(MATERIAL PROVIDED begins)

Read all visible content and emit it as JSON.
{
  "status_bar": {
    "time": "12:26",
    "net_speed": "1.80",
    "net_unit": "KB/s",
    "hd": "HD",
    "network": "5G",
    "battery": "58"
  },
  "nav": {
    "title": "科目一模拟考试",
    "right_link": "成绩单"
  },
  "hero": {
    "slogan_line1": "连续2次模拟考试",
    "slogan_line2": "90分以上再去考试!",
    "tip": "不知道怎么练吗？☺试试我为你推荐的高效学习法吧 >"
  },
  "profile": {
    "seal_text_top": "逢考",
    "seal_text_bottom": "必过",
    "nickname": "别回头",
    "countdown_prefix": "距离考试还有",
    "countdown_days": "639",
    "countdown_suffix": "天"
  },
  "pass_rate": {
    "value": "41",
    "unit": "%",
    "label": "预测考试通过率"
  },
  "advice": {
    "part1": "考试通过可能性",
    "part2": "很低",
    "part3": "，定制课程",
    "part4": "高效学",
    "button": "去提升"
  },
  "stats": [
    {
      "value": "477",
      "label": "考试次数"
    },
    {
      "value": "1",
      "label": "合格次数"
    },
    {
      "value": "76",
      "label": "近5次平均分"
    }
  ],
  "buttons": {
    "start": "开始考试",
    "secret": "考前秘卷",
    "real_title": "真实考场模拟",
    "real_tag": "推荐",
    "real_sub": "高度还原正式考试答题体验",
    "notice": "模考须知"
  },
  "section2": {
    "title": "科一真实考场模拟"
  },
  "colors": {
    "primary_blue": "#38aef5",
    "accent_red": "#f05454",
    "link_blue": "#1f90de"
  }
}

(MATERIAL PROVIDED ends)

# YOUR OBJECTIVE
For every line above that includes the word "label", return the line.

# EXERCISE RESULT
    "label": "预测考试通过率"
      "label": "考试次数"
      "label": "合格次数"
      "label": "近5次平均分"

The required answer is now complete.